Practices expect a locum to be honest, punctual, friendly, polite, and able to take direction if required without taking offence. Derogatory, sexist, and discriminatory behaviour and comments are absolutely not acceptable.
If a work vehicle, or a vehicle for private use is supplied, it should be kept clean on the inside (if not the outside!), and driven with due care and attention. Establish the protocol for paying for petrol before commencing work.
If accommodation is supplied, it should be left clean and tidy. Talk to the employer about any use of private items or groceries if you are staying in their own house BEFORE you use anything, and establish whether you are expected to replace any items used.
CVs and References:
You should be prepared to send your CV to clinics when you apply for a vacancy. It should contain up to date information and be accurate, particularly with up to date contact information for you including a mobile number preferably with a message bank.

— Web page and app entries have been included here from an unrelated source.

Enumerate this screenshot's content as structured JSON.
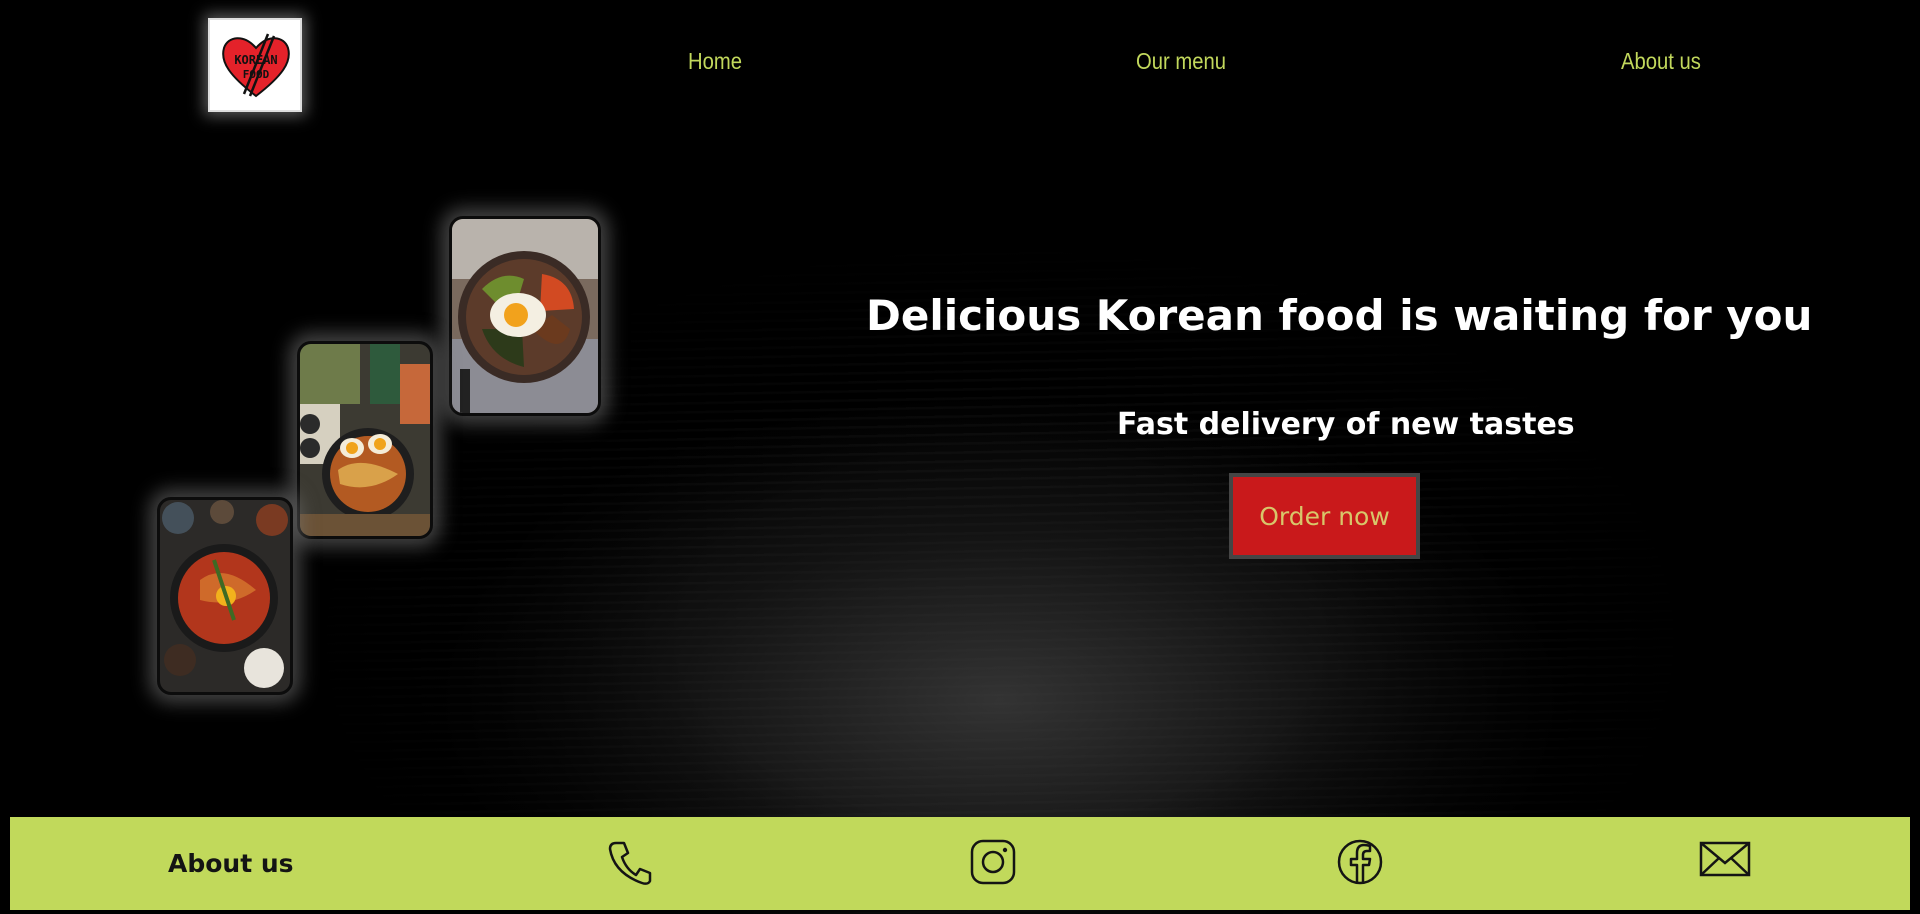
{
  "header": {
    "logo_text_line1": "KOREAN",
    "logo_text_line2": "FOOD",
    "nav": [
      {
        "label": "Home"
      },
      {
        "label": "Our menu"
      },
      {
        "label": "About us"
      }
    ]
  },
  "hero": {
    "title": "Delicious Korean food is waiting for you",
    "subtitle": "Fast delivery of new tastes",
    "cta_label": "Order now"
  },
  "cards": [
    {
      "icon": "bibimbap-photo"
    },
    {
      "icon": "ramen-table-photo"
    },
    {
      "icon": "spicy-stew-photo"
    }
  ],
  "footer": {
    "about_label": "About us",
    "icons": [
      "phone-icon",
      "instagram-icon",
      "facebook-icon",
      "mail-icon"
    ]
  },
  "colors": {
    "accent": "#c1d95b",
    "button": "#c9191b",
    "button_text": "#d8c66a",
    "nav_text": "#c2d85c",
    "background": "#000000"
  }
}
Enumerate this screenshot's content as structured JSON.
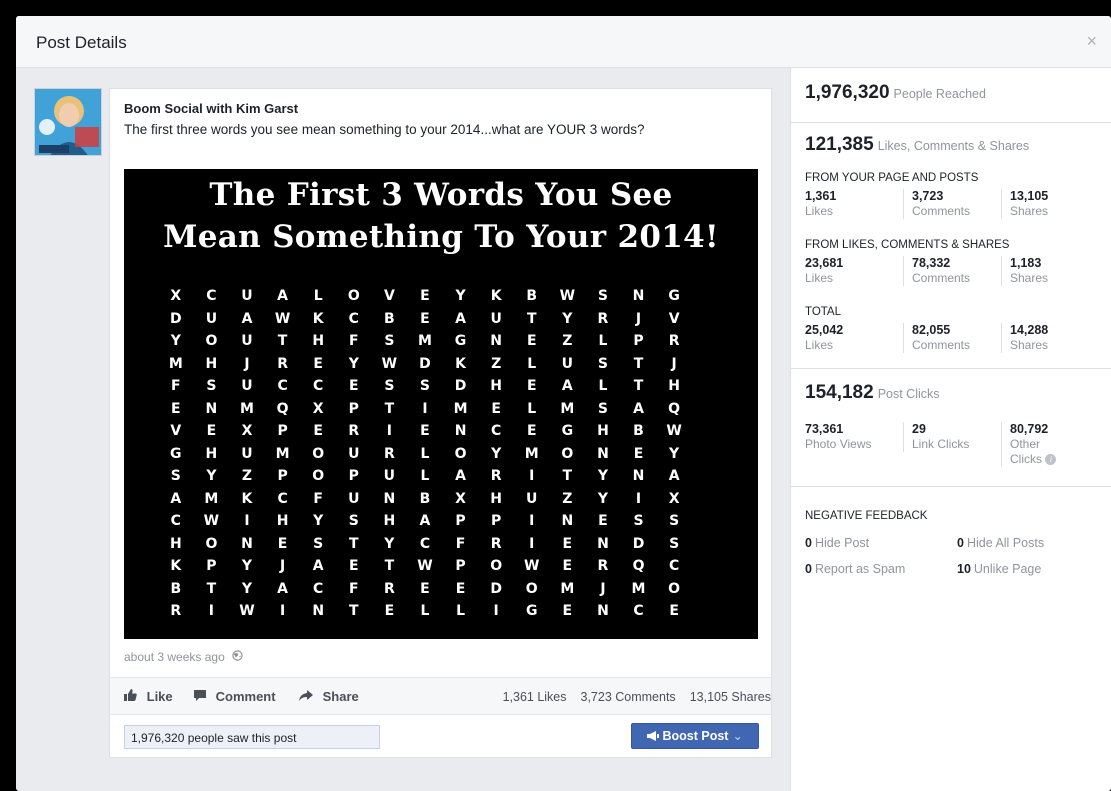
{
  "dialog": {
    "title": "Post Details",
    "close_glyph": "×"
  },
  "post": {
    "page_name": "Boom Social with Kim Garst",
    "text": "The first three words you see mean something to your 2014...what are YOUR 3 words?",
    "image": {
      "headline_line1": "The First 3 Words You See",
      "headline_line2": "Mean Something To Your 2014!",
      "grid_rows": [
        "XCUALOVEYKBWSNG",
        "DUAWKCBEAUTYRJV",
        "YOUTHFSMGNEZLPR",
        "MHJREYWDKZLUSTJ",
        "FSUCCESSDHEALTH",
        "ENMQXPTIMELMSAQ",
        "VEXPERIENCEGHBW",
        "GHUMOURLOYMONEY",
        "SYZPOPULARITYNA",
        "AMKCFUNBXHUZYIX",
        "CWIHYSHAPPINESS",
        "HONESTYCFRIENDS",
        "KPYJAETWPOWERQC",
        "BTYACFREEDOMJMO",
        "RIWINTELLIGENCE"
      ]
    },
    "timestamp": "about 3 weeks ago",
    "actions": {
      "like": "Like",
      "comment": "Comment",
      "share": "Share"
    },
    "counts": {
      "likes": "1,361 Likes",
      "comments": "3,723 Comments",
      "shares": "13,105 Shares"
    },
    "seen_text": "1,976,320 people saw this post",
    "boost_label": "Boost Post"
  },
  "stats": {
    "reached": {
      "value": "1,976,320",
      "label": "People Reached"
    },
    "engagement": {
      "value": "121,385",
      "label": "Likes, Comments & Shares"
    },
    "from_page": {
      "label": "FROM YOUR PAGE AND POSTS",
      "likes": "1,361",
      "comments": "3,723",
      "shares": "13,105"
    },
    "from_lcs": {
      "label": "FROM LIKES, COMMENTS & SHARES",
      "likes": "23,681",
      "comments": "78,332",
      "shares": "1,183"
    },
    "total": {
      "label": "TOTAL",
      "likes": "25,042",
      "comments": "82,055",
      "shares": "14,288"
    },
    "cell_labels": {
      "likes": "Likes",
      "comments": "Comments",
      "shares": "Shares"
    },
    "clicks": {
      "value": "154,182",
      "label": "Post Clicks",
      "photo_views": "73,361",
      "photo_views_label": "Photo Views",
      "link_clicks": "29",
      "link_clicks_label": "Link Clicks",
      "other_clicks": "80,792",
      "other_label_1": "Other",
      "other_label_2": "Clicks"
    },
    "negative": {
      "label": "NEGATIVE FEEDBACK",
      "hide_post_count": "0",
      "hide_post_label": "Hide Post",
      "hide_all_count": "0",
      "hide_all_label": "Hide All Posts",
      "spam_count": "0",
      "spam_label": "Report as Spam",
      "unlike_count": "10",
      "unlike_label": "Unlike Page"
    }
  },
  "colors": {
    "accent": "#4267b2",
    "muted": "#90949c",
    "text": "#1d2129"
  }
}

Include contact details for recent referees, and email addresses, particularly if your referees are overseas.
Although practices and locums may not decide to formally enter into a contract, it is a good idea to set down terms of employment and working conditions in writing prior to the start of the locum period. Things to consider include:
- Pay rate;
- after hours remuneration;
- days off;
- normal hours of work;
- type of payment arrangement and when the vet is to be paid;
- type of employment (casual employee, contractor);
- Superannuation; GST;
- Travel Costs;
- Professional registration costs;
- Responsibility for keys – for the clinic and for scheduled drugs
- Accommodation and responsibilities of the locum with respect to the accommodation and use of facilities if applicable (eg phone, internet, food in the pantry);
- provision of vehicle for work – and private use – and fuel costs;
- any provision for short term cancellation of the locum period by either party.
This list is by no means exhaustive. Contact the AVA HR Hotline for more information – 1300 788977 or email email@example.com (you need to be an AVA member (Australian Veterinary Association).
Kookaburra Veterinary Employment
This information includes the views and opinions of Kookaburra Veterinary Employment and is of a general nature only. Factual information is believed to be correct at the time of writing, however, should not be relied upon and any person should confirm details with the relevant authorities and through their own research prior to acting on any of the suggestions in this article.